Go through the records, and copy each line in which the string "description" is present.

[Records from a dataset]
# # #

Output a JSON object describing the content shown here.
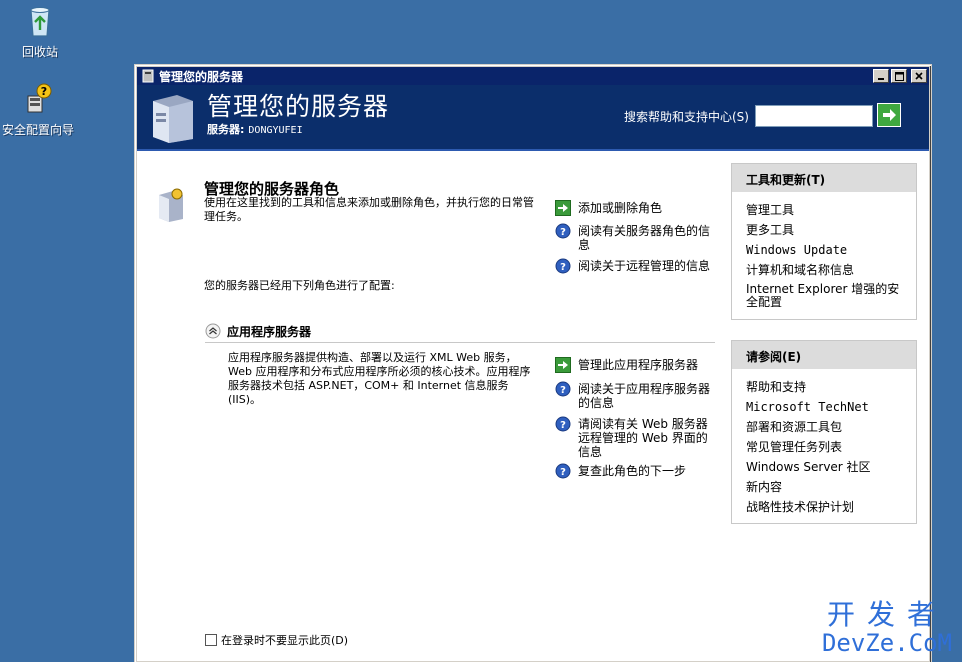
{
  "desktop": {
    "recycle_label": "回收站",
    "wizard_label": "安全配置向导"
  },
  "window": {
    "title": "管理您的服务器"
  },
  "header": {
    "title": "管理您的服务器",
    "server_label": "服务器:",
    "server_name": "DONGYUFEI",
    "search_label": "搜索帮助和支持中心(S)",
    "search_value": ""
  },
  "main": {
    "heading": "管理您的服务器角色",
    "description": "使用在这里找到的工具和信息来添加或删除角色，并执行您的日常管理任务。",
    "links": [
      "添加或删除角色",
      "阅读有关服务器角色的信息",
      "阅读关于远程管理的信息"
    ],
    "configured_text": "您的服务器已经用下列角色进行了配置:",
    "role": {
      "title": "应用程序服务器",
      "description": "应用程序服务器提供构造、部署以及运行 XML Web 服务，Web 应用程序和分布式应用程序所必须的核心技术。应用程序服务器技术包括 ASP.NET，COM+ 和 Internet 信息服务(IIS)。",
      "links": [
        "管理此应用程序服务器",
        "阅读关于应用程序服务器的信息",
        "请阅读有关 Web 服务器远程管理的 Web 界面的信息",
        "复查此角色的下一步"
      ]
    },
    "checkbox_label": "在登录时不要显示此页(D)"
  },
  "sidebar": {
    "tools": {
      "heading": "工具和更新(T)",
      "items": [
        "管理工具",
        "更多工具",
        "Windows Update",
        "计算机和域名称信息",
        "Internet Explorer 增强的安全配置"
      ]
    },
    "see_also": {
      "heading": "请参阅(E)",
      "items": [
        "帮助和支持",
        "Microsoft TechNet",
        "部署和资源工具包",
        "常见管理任务列表",
        "Windows Server 社区",
        "新内容",
        "战略性技术保护计划"
      ]
    }
  },
  "watermark": {
    "line1": "开发者",
    "line2": "DevZe.CoM"
  },
  "colors": {
    "desktop": "#3a6ea5",
    "titlebar": "#0a246a",
    "header": "#0b2e6b",
    "go_button": "#3fa83f",
    "help_icon": "#2f5fbf"
  }
}
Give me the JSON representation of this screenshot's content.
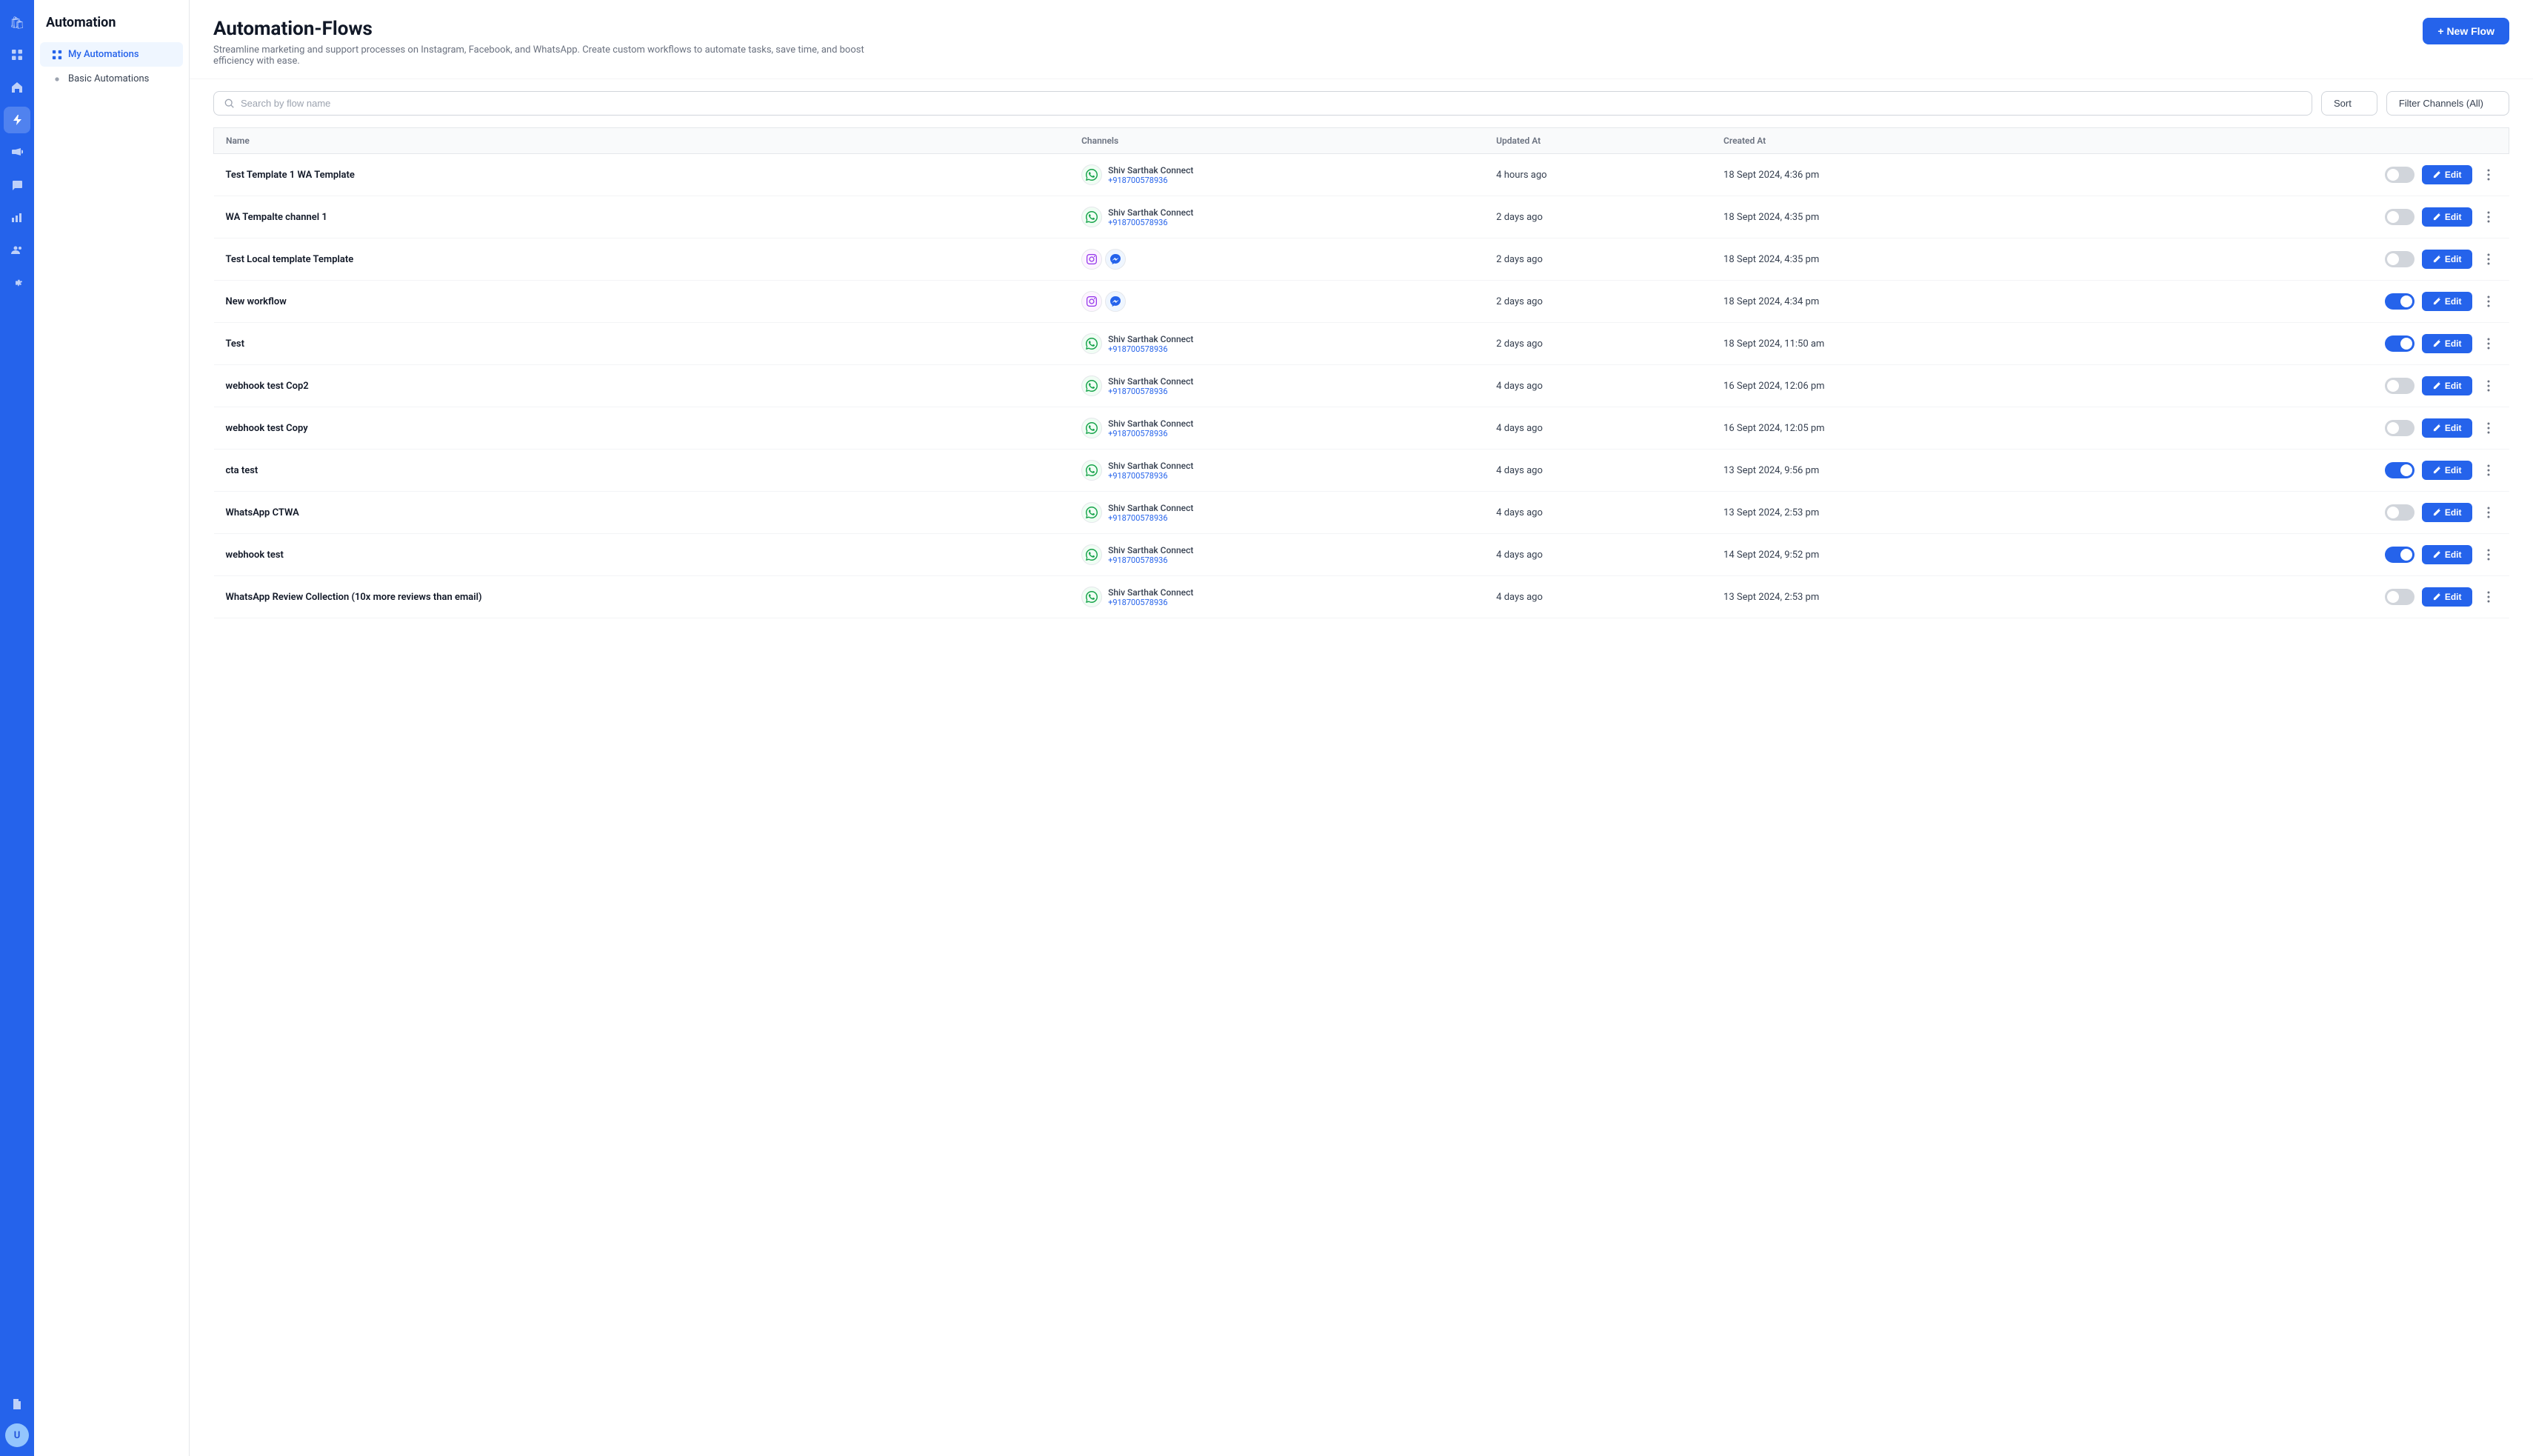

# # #

» **WRITTEN ANSWER**:
    "description": "使用在这里找到的工具和信息来添加或删除角色，并执行您的日常管理任务。",
      "description": "应用程序服务器提供构造、部署以及运行 XML Web 服务，Web 应用程序和分布式应用程序所必须的核心技术。应用程序服务器技术包括 ASP.NET，COM+ 和 Internet 信息服务(IIS)。",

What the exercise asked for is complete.